In April, Facebook announced that it was buying Instagram in a cash and stock deal that was worth more than $1bn (£637m).
Available on iPhone and Android devices, Instagram's millions of users add filters to their photos and then share them with other people on Instagram or other web services.
The OFT has been investigating whether its merger with Facebook would restrict people from using other apps or related websites.
For example, there has been concern that the takeover would prevent people from posting their Instagram images on sites other than Facebook, such as social media rival Twitter.
But the OFT has judged that the likelihood of this is negligible and so the deal should not be handed to the Competition Commission for a more lengthy probe.
But there have been questions raised over how Facebook will recoup its massive investment in the firm by finding ways to make money from the app.
This has the backdrop of wider concerns around Facebook following a major nosedive in its share price since the company went public in May.
Facebook share values have almost halved from their initial price, after investors started to get jittery over whether the firm can capitalise on the ever-increasing use of its service on mobile devices.

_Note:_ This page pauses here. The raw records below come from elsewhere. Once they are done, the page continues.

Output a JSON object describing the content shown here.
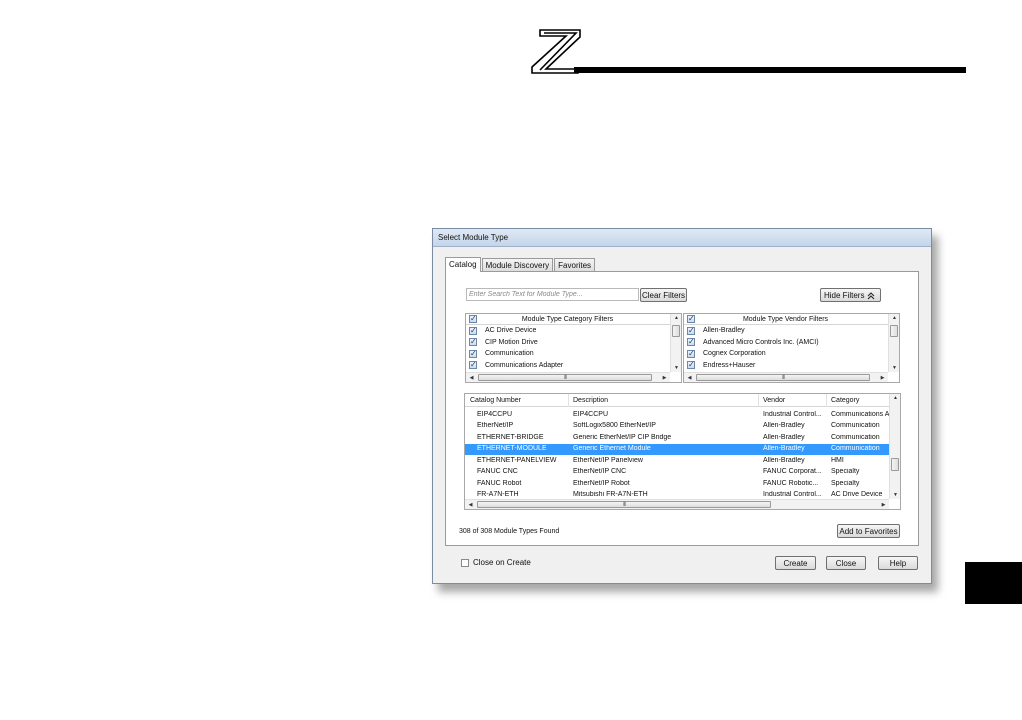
{
  "dialog": {
    "title": "Select Module Type",
    "tabs": [
      "Catalog",
      "Module Discovery",
      "Favorites"
    ],
    "search_placeholder": "Enter Search Text for Module Type...",
    "clear_filters_label": "Clear Filters",
    "hide_filters_label": "Hide Filters",
    "category_filter": {
      "header": "Module Type Category Filters",
      "items": [
        {
          "label": "AC Drive Device",
          "checked": true
        },
        {
          "label": "CIP Motion Drive",
          "checked": true
        },
        {
          "label": "Communication",
          "checked": true
        },
        {
          "label": "Communications Adapter",
          "checked": true
        }
      ]
    },
    "vendor_filter": {
      "header": "Module Type Vendor Filters",
      "items": [
        {
          "label": "Allen-Bradley",
          "checked": true
        },
        {
          "label": "Advanced Micro Controls Inc. (AMCI)",
          "checked": true
        },
        {
          "label": "Cognex Corporation",
          "checked": true
        },
        {
          "label": "Endress+Hauser",
          "checked": true
        }
      ]
    },
    "table": {
      "columns": [
        "Catalog Number",
        "Description",
        "Vendor",
        "Category"
      ],
      "rows": [
        {
          "catalog": "EIP4CCPU",
          "description": "EIP4CCPU",
          "vendor": "Industrial Control...",
          "category": "Communications A",
          "selected": false
        },
        {
          "catalog": "EtherNet/IP",
          "description": "SoftLogix5800 EtherNet/IP",
          "vendor": "Allen-Bradley",
          "category": "Communication",
          "selected": false
        },
        {
          "catalog": "ETHERNET-BRIDGE",
          "description": "Generic EtherNet/IP CIP Bridge",
          "vendor": "Allen-Bradley",
          "category": "Communication",
          "selected": false
        },
        {
          "catalog": "ETHERNET-MODULE",
          "description": "Generic Ethernet Module",
          "vendor": "Allen-Bradley",
          "category": "Communication",
          "selected": true
        },
        {
          "catalog": "ETHERNET-PANELVIEW",
          "description": "EtherNet/IP Panelview",
          "vendor": "Allen-Bradley",
          "category": "HMI",
          "selected": false
        },
        {
          "catalog": "FANUC CNC",
          "description": "EtherNet/IP CNC",
          "vendor": "FANUC Corporat...",
          "category": "Specialty",
          "selected": false
        },
        {
          "catalog": "FANUC Robot",
          "description": "EtherNet/IP Robot",
          "vendor": "FANUC Robotic...",
          "category": "Specialty",
          "selected": false
        },
        {
          "catalog": "FR-A7N-ETH",
          "description": "Mitsubishi FR-A7N-ETH",
          "vendor": "Industrial Control...",
          "category": "AC Drive Device",
          "selected": false
        }
      ]
    },
    "found_count": "308  of 308 Module Types Found",
    "add_to_favorites_label": "Add to Favorites",
    "close_on_create_label": "Close on Create",
    "close_on_create_checked": false,
    "create_label": "Create",
    "close_label": "Close",
    "help_label": "Help"
  },
  "scrollbar_grip": "III",
  "colors": {
    "selection": "#3399ff",
    "header_rule": "#000000"
  }
}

Despite raising more than $16bn in the stock float to improve its operation, the company is now making less money from each user as it struggles to unlock advertising revenues and appease nervous investors.
But if Facebook can crack a way to capitalise on the massive demand and use of Instagram mobile apps, it will have a major asset should the takeover pass the final regulatory hurdles.

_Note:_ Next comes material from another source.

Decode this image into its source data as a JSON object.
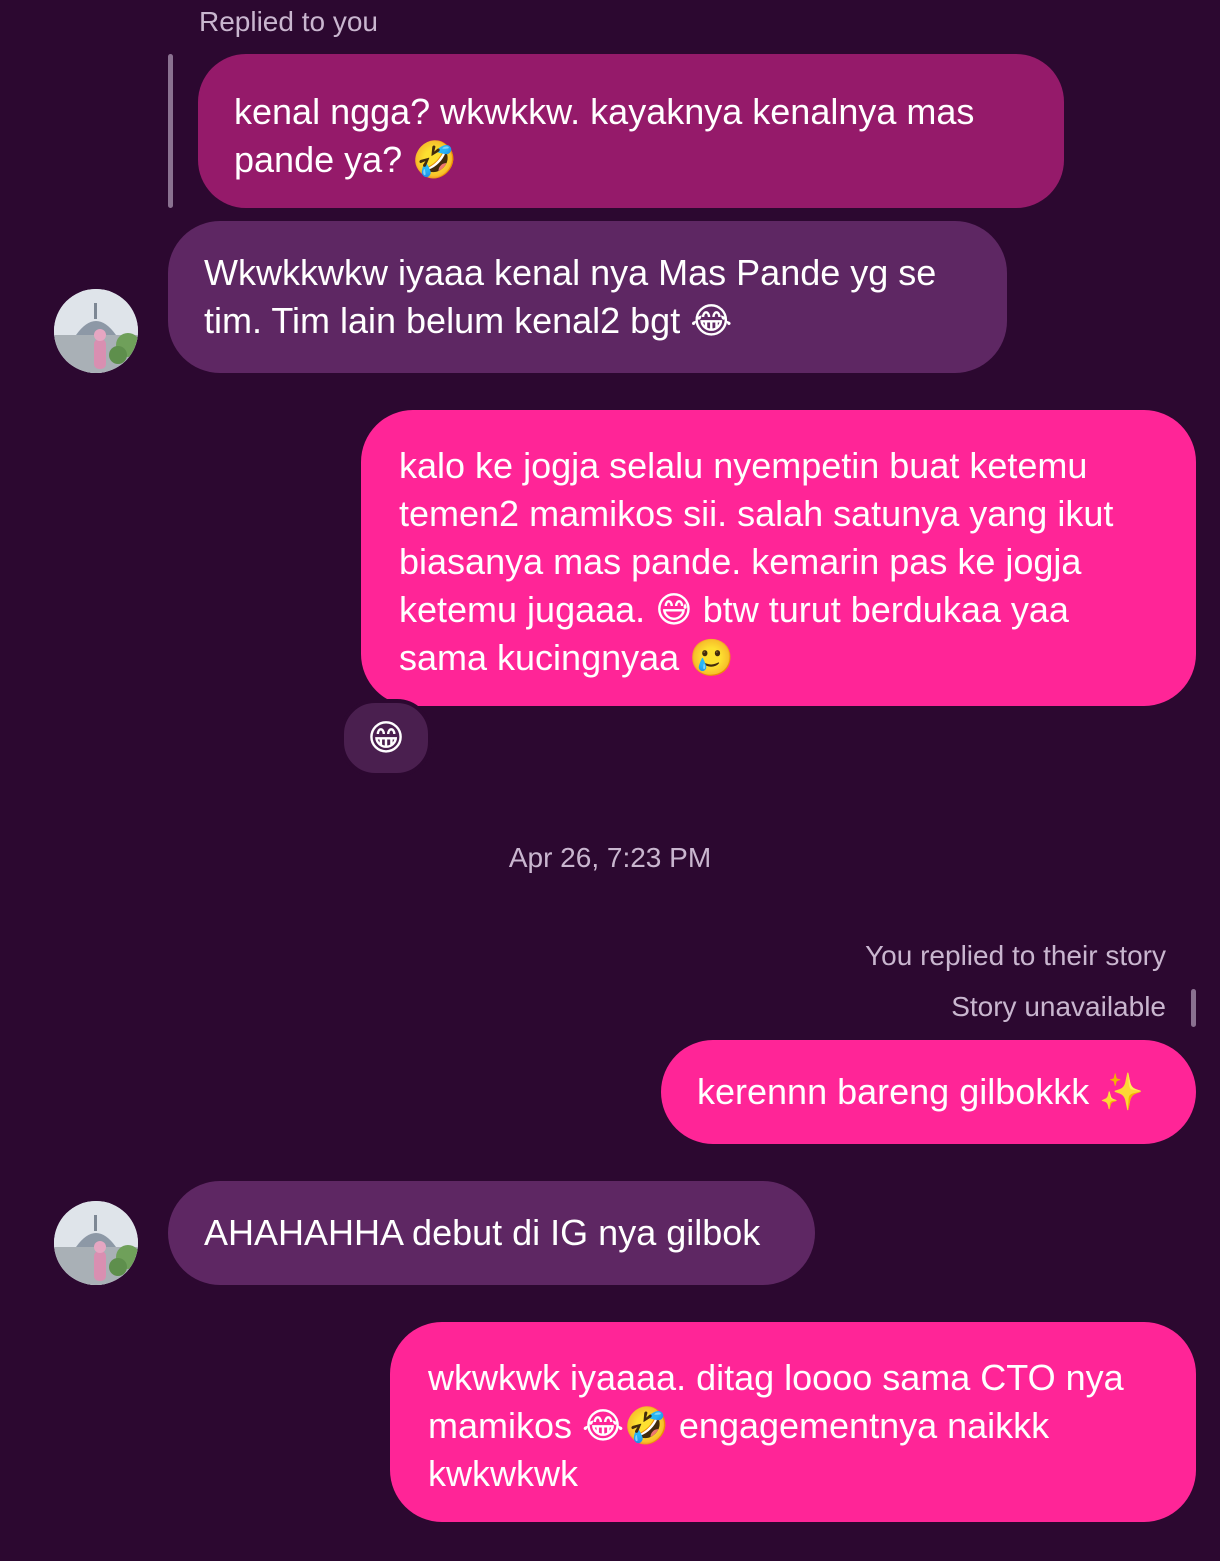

> Twitter attempted to buy Instagram before Facebook deal, says report
> Instagram rumoured for web service launch